The whole listing must be printed again without any alteration.

---------- EXERCISE DATA

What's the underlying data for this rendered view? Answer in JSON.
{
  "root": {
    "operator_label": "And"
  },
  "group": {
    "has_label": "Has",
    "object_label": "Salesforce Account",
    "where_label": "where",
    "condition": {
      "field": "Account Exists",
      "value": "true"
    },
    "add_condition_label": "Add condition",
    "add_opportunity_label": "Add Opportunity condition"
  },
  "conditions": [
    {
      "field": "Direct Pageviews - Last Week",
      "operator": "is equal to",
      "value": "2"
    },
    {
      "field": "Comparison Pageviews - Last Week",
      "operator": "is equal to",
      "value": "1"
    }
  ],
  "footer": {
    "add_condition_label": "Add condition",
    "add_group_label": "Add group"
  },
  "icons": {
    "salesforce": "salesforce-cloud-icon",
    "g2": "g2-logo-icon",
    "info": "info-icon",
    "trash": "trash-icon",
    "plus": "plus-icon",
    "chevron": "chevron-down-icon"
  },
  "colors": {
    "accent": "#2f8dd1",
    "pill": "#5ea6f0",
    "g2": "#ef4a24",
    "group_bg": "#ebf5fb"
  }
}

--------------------

RESULT OF THIS TASK -
What's the underlying data for this rendered view? Answer in JSON.
{
  "root": {
    "operator_label": "And"
  },
  "group": {
    "has_label": "Has",
    "object_label": "Salesforce Account",
    "where_label": "where",
    "condition": {
      "field": "Account Exists",
      "value": "true"
    },
    "add_condition_label": "Add condition",
    "add_opportunity_label": "Add Opportunity condition"
  },
  "conditions": [
    {
      "field": "Direct Pageviews - Last Week",
      "operator": "is equal to",
      "value": "2"
    },
    {
      "field": "Comparison Pageviews - Last Week",
      "operator": "is equal to",
      "value": "1"
    }
  ],
  "footer": {
    "add_condition_label": "Add condition",
    "add_group_label": "Add group"
  },
  "icons": {
    "salesforce": "salesforce-cloud-icon",
    "g2": "g2-logo-icon",
    "info": "info-icon",
    "trash": "trash-icon",
    "plus": "plus-icon",
    "chevron": "chevron-down-icon"
  },
  "colors": {
    "accent": "#2f8dd1",
    "pill": "#5ea6f0",
    "g2": "#ef4a24",
    "group_bg": "#ebf5fb"
  }
}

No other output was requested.